  • Institution: Oxfam Publishing
  • Abstract: On 26 December 2004, an earthquake off the Indonesian island of Sumatra triggered a tsunami that hit the coasts of Indonesia, Sri Lanka, India, Thailand, the Maldives, Malaysia, Burma, the Seychelles, and Somalia.
  • Topic: Disaster Relief, Humanitarian Aid, International Cooperation
  • Political Geography: Malaysia, India, Asia, Sri Lanka, Burma, Thailand, Somalia
  • Author: Ben Phillips
  • Publication Date: 11-2005
  • Content Type: Policy Brief
  • Institution: Oxfam Publishing
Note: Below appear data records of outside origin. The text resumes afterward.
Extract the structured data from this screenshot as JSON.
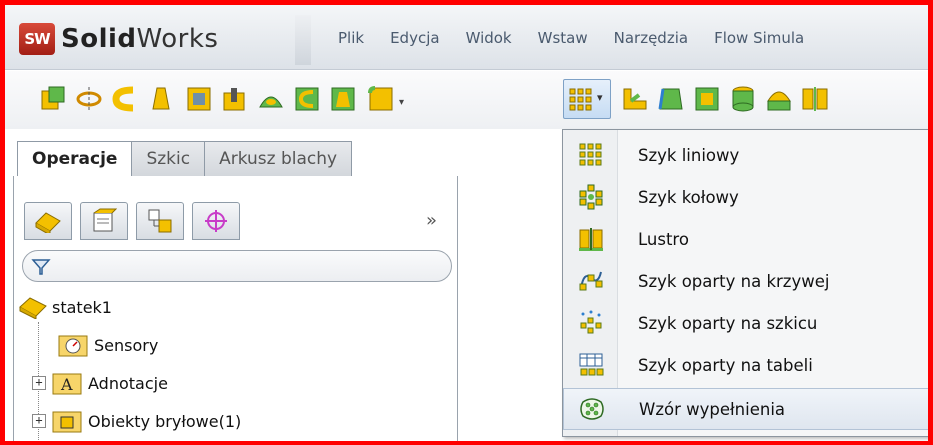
{
  "app": {
    "logo_badge": "SW",
    "logo_bold": "Solid",
    "logo_rest": "Works"
  },
  "menu": [
    {
      "label": "Plik"
    },
    {
      "label": "Edycja"
    },
    {
      "label": "Widok"
    },
    {
      "label": "Wstaw"
    },
    {
      "label": "Narzędzia"
    },
    {
      "label": "Flow Simula"
    }
  ],
  "tabs": [
    {
      "label": "Operacje",
      "active": true
    },
    {
      "label": "Szkic",
      "active": false
    },
    {
      "label": "Arkusz blachy",
      "active": false
    }
  ],
  "panel": {
    "more_label": "»",
    "tree": [
      {
        "label": "statek1",
        "icon": "part-icon",
        "expandable": false
      },
      {
        "label": "Sensory",
        "icon": "sensors-folder-icon",
        "expandable": false
      },
      {
        "label": "Adnotacje",
        "icon": "annotations-folder-icon",
        "expandable": true
      },
      {
        "label": "Obiekty bryłowe(1)",
        "icon": "solid-bodies-folder-icon",
        "expandable": true
      }
    ]
  },
  "dropdown": {
    "items": [
      {
        "label": "Szyk liniowy",
        "icon": "linear-pattern-icon"
      },
      {
        "label": "Szyk kołowy",
        "icon": "circular-pattern-icon"
      },
      {
        "label": "Lustro",
        "icon": "mirror-icon"
      },
      {
        "label": "Szyk oparty na krzywej",
        "icon": "curve-driven-pattern-icon"
      },
      {
        "label": "Szyk oparty na szkicu",
        "icon": "sketch-driven-pattern-icon"
      },
      {
        "label": "Szyk oparty na tabeli",
        "icon": "table-driven-pattern-icon"
      },
      {
        "label": "Wzór wypełnienia",
        "icon": "fill-pattern-icon",
        "highlighted": true
      }
    ]
  },
  "colors": {
    "frame": "#ff0000",
    "accent_blue": "#7ea1c6",
    "menu_text": "#4a5a6e"
  }
}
  • Abstract: The 8 October 2005 earthquake–Pakistan's biggest ever natural disaster–generated sympathy and support from people around the world. The Government of Pakistan reacted swiftly and with remarkable energy. However, major and immediate challenges remain. Six weeks after the earthquake, the response is not yet being organised in a manner that ensures that peoples' rights and needs are being met, according to international humanitarian principles.Donor countries need to provide their fair share of the resources and help required.The international response needs to be co-ordinated and led through a properly resourced, empowered, and staffed UN presence.The continuing relief and reconstruction effort requires civil authority management and civil society participation, and an early handover, where practical, by the military.All those involved in the response have an obligation to ensure not merely the restoration of bearable poverty, but 'reconstruction plus'– to build back better than before. The accountable management of funds and adherence to proper building standards are key to the reconstruction effort.The international community needs to fulfil its obligations not only in the relief phase but in longer-term reconstruction too, through a package of measures on aid and debt.
  • Topic: Disaster Relief, Humanitarian Aid, International Cooperation
  • Political Geography: Pakistan, Asia